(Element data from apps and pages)

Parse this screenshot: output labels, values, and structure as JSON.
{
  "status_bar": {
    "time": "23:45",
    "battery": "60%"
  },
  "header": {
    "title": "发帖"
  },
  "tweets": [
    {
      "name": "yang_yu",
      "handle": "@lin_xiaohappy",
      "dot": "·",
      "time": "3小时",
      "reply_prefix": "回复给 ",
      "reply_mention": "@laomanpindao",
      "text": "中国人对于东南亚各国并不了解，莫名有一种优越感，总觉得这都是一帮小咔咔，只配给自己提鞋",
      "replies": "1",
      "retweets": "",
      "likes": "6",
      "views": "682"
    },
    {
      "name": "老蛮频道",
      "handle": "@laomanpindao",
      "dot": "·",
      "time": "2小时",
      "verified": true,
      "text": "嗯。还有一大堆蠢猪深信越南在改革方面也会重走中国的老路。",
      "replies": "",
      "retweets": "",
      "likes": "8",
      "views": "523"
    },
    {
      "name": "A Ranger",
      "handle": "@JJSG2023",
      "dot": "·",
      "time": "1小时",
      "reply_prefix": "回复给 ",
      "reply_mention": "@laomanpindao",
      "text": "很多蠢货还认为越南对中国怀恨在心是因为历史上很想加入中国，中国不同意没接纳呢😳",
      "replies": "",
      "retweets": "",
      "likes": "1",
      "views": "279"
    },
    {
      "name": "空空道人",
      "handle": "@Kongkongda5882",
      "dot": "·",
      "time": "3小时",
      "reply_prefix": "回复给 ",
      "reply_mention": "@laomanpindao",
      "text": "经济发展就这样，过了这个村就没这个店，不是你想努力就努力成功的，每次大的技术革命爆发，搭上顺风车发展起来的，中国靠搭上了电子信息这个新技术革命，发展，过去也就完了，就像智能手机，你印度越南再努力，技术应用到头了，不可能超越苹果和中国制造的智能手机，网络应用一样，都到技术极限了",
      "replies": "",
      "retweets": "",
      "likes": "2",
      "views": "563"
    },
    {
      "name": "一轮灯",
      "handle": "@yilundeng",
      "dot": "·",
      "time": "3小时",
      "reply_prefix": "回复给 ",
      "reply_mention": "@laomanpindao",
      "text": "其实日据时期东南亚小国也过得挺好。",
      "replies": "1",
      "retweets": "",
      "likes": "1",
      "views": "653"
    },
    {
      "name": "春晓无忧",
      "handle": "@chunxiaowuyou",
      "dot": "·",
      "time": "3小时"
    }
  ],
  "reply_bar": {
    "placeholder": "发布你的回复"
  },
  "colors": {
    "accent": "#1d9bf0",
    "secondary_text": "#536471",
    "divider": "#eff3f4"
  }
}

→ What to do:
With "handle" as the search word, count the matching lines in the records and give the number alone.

→ Written solution:
6